Outcome-based grazing emphasizes conservation performance, ecological, economic and social outcomes and cooperative management of public lands. The BLM said this initiative will help demonstrate that permitted livestock grazing on public lands can operate under a less rigid framework than is commonly used in order to better reach agreed upon habitat and vegetation goals.
For example, one of the improvements might involve giving operators the leeway to turn out cattle on young cheatgrass, while the plants are still palatable to cattle.
The projects will be used as models for developing cooperative monitoring plans and land health evaluations that will be implemented in future authorizations under this program.
“Everybody’s going to share best practices and how they work things out,” BLM Public Affairs Officer Greg Deimel told the Elko Daily Free Press.

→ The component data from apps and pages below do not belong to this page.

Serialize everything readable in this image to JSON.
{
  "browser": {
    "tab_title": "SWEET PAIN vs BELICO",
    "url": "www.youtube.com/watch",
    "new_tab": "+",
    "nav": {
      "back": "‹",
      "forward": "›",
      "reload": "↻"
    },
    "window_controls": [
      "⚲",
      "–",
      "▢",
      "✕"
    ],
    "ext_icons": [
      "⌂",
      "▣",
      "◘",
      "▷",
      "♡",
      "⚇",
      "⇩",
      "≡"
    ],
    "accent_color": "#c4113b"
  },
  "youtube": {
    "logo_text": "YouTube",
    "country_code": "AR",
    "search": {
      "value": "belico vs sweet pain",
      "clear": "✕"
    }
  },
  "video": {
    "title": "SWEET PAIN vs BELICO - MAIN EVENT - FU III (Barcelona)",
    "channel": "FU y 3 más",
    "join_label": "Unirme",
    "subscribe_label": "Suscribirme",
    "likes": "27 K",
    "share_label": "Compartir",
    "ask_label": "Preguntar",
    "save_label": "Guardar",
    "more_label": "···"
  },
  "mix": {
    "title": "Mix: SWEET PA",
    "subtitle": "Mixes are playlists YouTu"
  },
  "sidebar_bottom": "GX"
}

Other authorized projects in Nevada will be at the Willow Ranch at Battle Mountain, Smith Creek Ranch at Carson City, and John Uhalde and Company in Ely.